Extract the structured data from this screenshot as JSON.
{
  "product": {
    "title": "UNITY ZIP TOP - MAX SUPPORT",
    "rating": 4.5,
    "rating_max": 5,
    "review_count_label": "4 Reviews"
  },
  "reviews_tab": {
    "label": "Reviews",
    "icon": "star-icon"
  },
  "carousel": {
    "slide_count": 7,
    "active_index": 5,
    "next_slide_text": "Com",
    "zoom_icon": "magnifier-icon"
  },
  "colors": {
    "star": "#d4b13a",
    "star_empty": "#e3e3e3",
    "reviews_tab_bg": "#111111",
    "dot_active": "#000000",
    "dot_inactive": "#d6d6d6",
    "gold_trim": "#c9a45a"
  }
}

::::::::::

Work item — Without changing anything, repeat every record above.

Answer —
Extract the structured data from this screenshot as JSON.
{
  "product": {
    "title": "UNITY ZIP TOP - MAX SUPPORT",
    "rating": 4.5,
    "rating_max": 5,
    "review_count_label": "4 Reviews"
  },
  "reviews_tab": {
    "label": "Reviews",
    "icon": "star-icon"
  },
  "carousel": {
    "slide_count": 7,
    "active_index": 5,
    "next_slide_text": "Com",
    "zoom_icon": "magnifier-icon"
  },
  "colors": {
    "star": "#d4b13a",
    "star_empty": "#e3e3e3",
    "reviews_tab_bg": "#111111",
    "dot_active": "#000000",
    "dot_inactive": "#d6d6d6",
    "gold_trim": "#c9a45a"
  }
}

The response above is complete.